we should not interfere with the said judgment. It is settled law that
any such concession made on a question relating to jurisdiction to
proceed further, particularly qua criminal prosecutions, does not
bind the party in question. It is of utmost importance for all to know
exactly how they stand in such cases. Also, Mr. Sinha’s reliance
upon Section 2(l) of the 2009 Act read with Rule 3 of the Rules
does not take us very much further. Section 2(l) of the 2009 Act
14
reads as follows:-
“(l) “pre-packaged commodity” means a commodity which
without the purchaser being present is placed in a package of
whatever nature, whether sealed or not, so that the product
contained therein has a pre-determined quantity;”
15) A cursory reading of the aforesaid definition would show that it
refers only to the fact that a pre-packaged commodity should have
a pre-determined quantity as stated in the definition section.
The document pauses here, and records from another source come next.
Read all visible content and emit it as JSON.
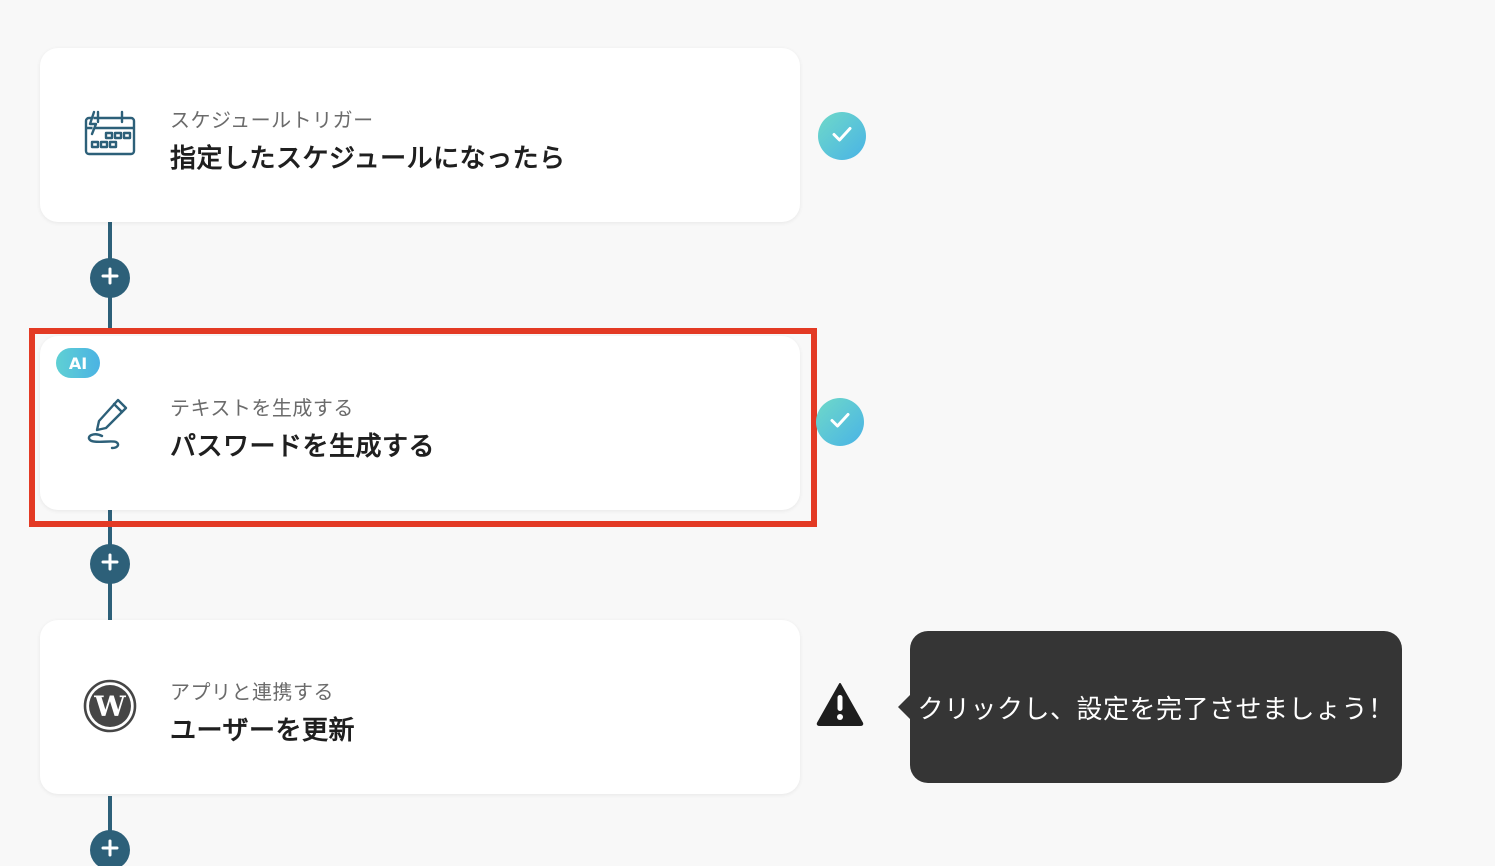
{
  "flow": {
    "steps": [
      {
        "subtitle": "スケジュールトリガー",
        "title": "指定したスケジュールになったら",
        "icon": "schedule-calendar-icon",
        "status": "complete"
      },
      {
        "badge": "AI",
        "subtitle": "テキストを生成する",
        "title": "パスワードを生成する",
        "icon": "pen-generate-icon",
        "status": "complete",
        "highlighted": true
      },
      {
        "subtitle": "アプリと連携する",
        "title": "ユーザーを更新",
        "icon": "wordpress-icon",
        "status": "warning"
      }
    ],
    "add_button_icon": "plus-icon"
  },
  "tooltip": {
    "text": "クリックし、設定を完了させましょう！"
  },
  "colors": {
    "connector": "#2d6079",
    "highlight": "#e33a24",
    "check_gradient": [
      "#6fd9c8",
      "#49b3e6"
    ],
    "tooltip_bg": "#353535"
  }
}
It has
no bearing whatsoever on the issue before us. Equally, reliance
upon Rule 3 of the 2011 Rules again does not lead us anywhere.
Rule 3 of the said Rules read as follows:-
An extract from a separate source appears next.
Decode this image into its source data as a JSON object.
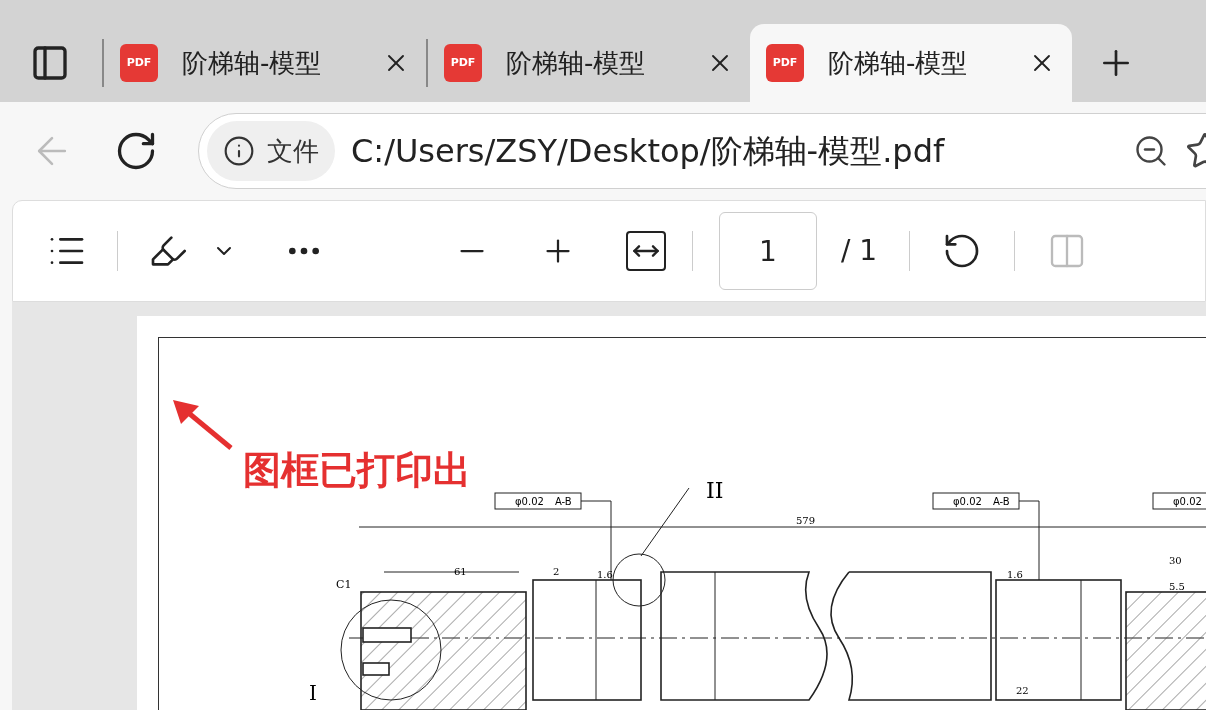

“3. Applicability of the Chapter.- The provisions of this Chapter
shall not apply to,-
(a) packages of commodities containing quantity of more than
25 kg or 25 litre excluding cement and fertilizer sold in bags up
to 50 kg; and
(b) packaged commodities meant for industrial consumers or
institutional consumers.
Explanation.- For the purpose of this rule,-
(i) “institutional consumer” means the institutional consumer like
transportation, Airways, Railways, Hotels, Hospitals or any
other service institutions who buy packaged commodities
directly from the manufacturer for use by that institution;
(ii) “industrial consumer” means the industrial consumer who
buy packaged commodities directly from the manufacturer for
use by that industry.”
16) Mr. Sinha relied upon the definition of institutional consumer
contained in explanation (i) in order to show that hotels, in
15
particular, would be under the coverage of the Act read with the
Rules. First and foremost, a reading of the opening of Rule 3
would show that the provisions of the Chapter would not apply to
packaged commodities meant for institutional consumers such as
hotels. Also, the Rules cannot take us very much further when it
has already been held by us that the Act itself would not apply for
the reasons given herein above.
17) We are, therefore, of the view that neither the Standards of
Weights and Measures Act, 1976 read with the enactment of 1985,
or the Legal Metrology Act, 2009, would apply so as to interdict the
sale of mineral water in hotels and restaurants at prices which are
above the MRP.
18) The appeals are accordingly allowed and the judgments dated
11.02.2015 and 15.05.2015 of the High Court are set aside.
.…………………………J.
(R.F. Nariman)
…………………………J.
(Navin Sinha)
New Delhi;
December 12, 2017